Element data from apps and pages:
# # # # # # #
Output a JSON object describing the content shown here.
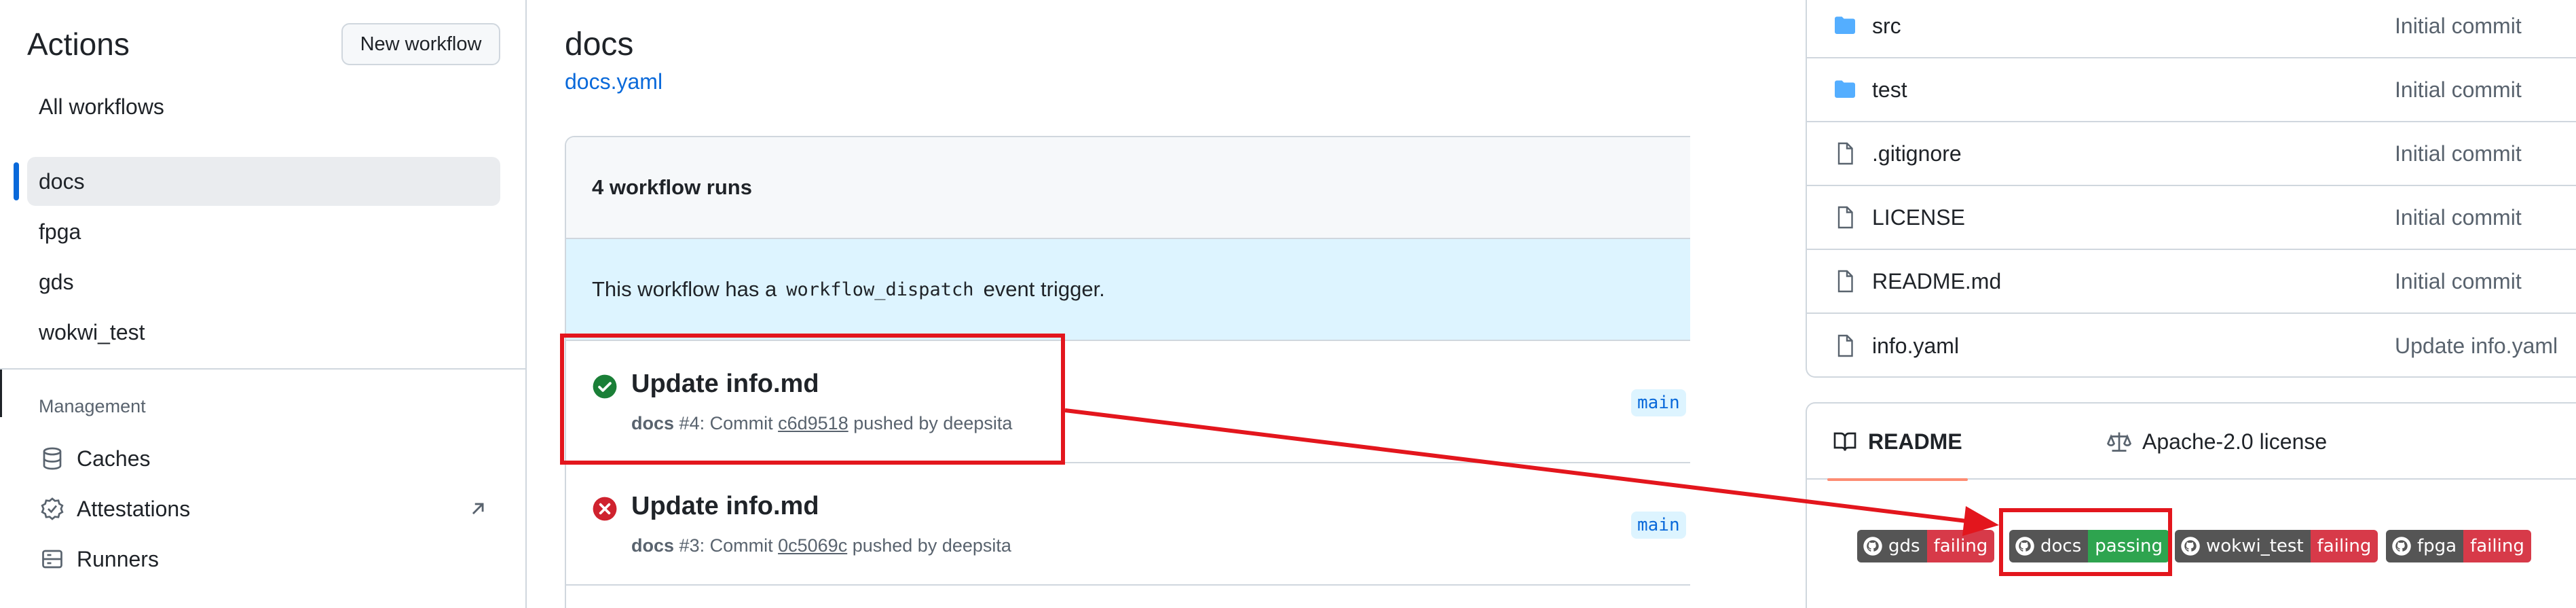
{
  "sidebar": {
    "title": "Actions",
    "new_workflow_label": "New workflow",
    "all_workflows_label": "All workflows",
    "workflows": [
      {
        "label": "docs",
        "active": true
      },
      {
        "label": "fpga",
        "active": false
      },
      {
        "label": "gds",
        "active": false
      },
      {
        "label": "wokwi_test",
        "active": false
      }
    ],
    "management_label": "Management",
    "management": [
      {
        "label": "Caches",
        "icon": "database-icon"
      },
      {
        "label": "Attestations",
        "icon": "verified-icon"
      },
      {
        "label": "Runners",
        "icon": "server-icon"
      }
    ]
  },
  "main": {
    "workflow_title": "docs",
    "workflow_file": "docs.yaml",
    "runs_count_label": "4 workflow runs",
    "dispatch_prefix": "This workflow has a",
    "dispatch_code": "workflow_dispatch",
    "dispatch_suffix": "event trigger.",
    "runs": [
      {
        "title": "Update info.md",
        "status": "success",
        "workflow": "docs",
        "number": "#4",
        "commit_prefix": ": Commit",
        "sha": "c6d9518",
        "pushed_by": "pushed by deepsita",
        "branch": "main"
      },
      {
        "title": "Update info.md",
        "status": "failure",
        "workflow": "docs",
        "number": "#3",
        "commit_prefix": ": Commit",
        "sha": "0c5069c",
        "pushed_by": "pushed by deepsita",
        "branch": "main"
      }
    ]
  },
  "repo": {
    "files": [
      {
        "name": "src",
        "type": "folder",
        "message": "Initial commit"
      },
      {
        "name": "test",
        "type": "folder",
        "message": "Initial commit"
      },
      {
        "name": ".gitignore",
        "type": "file",
        "message": "Initial commit"
      },
      {
        "name": "LICENSE",
        "type": "file",
        "message": "Initial commit"
      },
      {
        "name": "README.md",
        "type": "file",
        "message": "Initial commit"
      },
      {
        "name": "info.yaml",
        "type": "file",
        "message": "Update info.yaml"
      }
    ],
    "readme_tab": "README",
    "license_tab": "Apache-2.0 license",
    "badges": [
      {
        "label": "gds",
        "status": "failing"
      },
      {
        "label": "docs",
        "status": "passing"
      },
      {
        "label": "wokwi_test",
        "status": "failing"
      },
      {
        "label": "fpga",
        "status": "failing"
      }
    ]
  },
  "colors": {
    "accent": "#0969da",
    "success": "#1a7f37",
    "failure": "#cf222e",
    "annotation": "#e3161d",
    "badge_failing": "#d73a49",
    "badge_passing": "#2ea44f"
  }
}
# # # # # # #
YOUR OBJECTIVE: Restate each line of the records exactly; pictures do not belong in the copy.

YOUR RESPONSE:
Output a JSON object describing the content shown here.
{
  "sidebar": {
    "title": "Actions",
    "new_workflow_label": "New workflow",
    "all_workflows_label": "All workflows",
    "workflows": [
      {
        "label": "docs",
        "active": true
      },
      {
        "label": "fpga",
        "active": false
      },
      {
        "label": "gds",
        "active": false
      },
      {
        "label": "wokwi_test",
        "active": false
      }
    ],
    "management_label": "Management",
    "management": [
      {
        "label": "Caches",
        "icon": "database-icon"
      },
      {
        "label": "Attestations",
        "icon": "verified-icon"
      },
      {
        "label": "Runners",
        "icon": "server-icon"
      }
    ]
  },
  "main": {
    "workflow_title": "docs",
    "workflow_file": "docs.yaml",
    "runs_count_label": "4 workflow runs",
    "dispatch_prefix": "This workflow has a",
    "dispatch_code": "workflow_dispatch",
    "dispatch_suffix": "event trigger.",
    "runs": [
      {
        "title": "Update info.md",
        "status": "success",
        "workflow": "docs",
        "number": "#4",
        "commit_prefix": ": Commit",
        "sha": "c6d9518",
        "pushed_by": "pushed by deepsita",
        "branch": "main"
      },
      {
        "title": "Update info.md",
        "status": "failure",
        "workflow": "docs",
        "number": "#3",
        "commit_prefix": ": Commit",
        "sha": "0c5069c",
        "pushed_by": "pushed by deepsita",
        "branch": "main"
      }
    ]
  },
  "repo": {
    "files": [
      {
        "name": "src",
        "type": "folder",
        "message": "Initial commit"
      },
      {
        "name": "test",
        "type": "folder",
        "message": "Initial commit"
      },
      {
        "name": ".gitignore",
        "type": "file",
        "message": "Initial commit"
      },
      {
        "name": "LICENSE",
        "type": "file",
        "message": "Initial commit"
      },
      {
        "name": "README.md",
        "type": "file",
        "message": "Initial commit"
      },
      {
        "name": "info.yaml",
        "type": "file",
        "message": "Update info.yaml"
      }
    ],
    "readme_tab": "README",
    "license_tab": "Apache-2.0 license",
    "badges": [
      {
        "label": "gds",
        "status": "failing"
      },
      {
        "label": "docs",
        "status": "passing"
      },
      {
        "label": "wokwi_test",
        "status": "failing"
      },
      {
        "label": "fpga",
        "status": "failing"
      }
    ]
  },
  "colors": {
    "accent": "#0969da",
    "success": "#1a7f37",
    "failure": "#cf222e",
    "annotation": "#e3161d",
    "badge_failing": "#d73a49",
    "badge_passing": "#2ea44f"
  }
}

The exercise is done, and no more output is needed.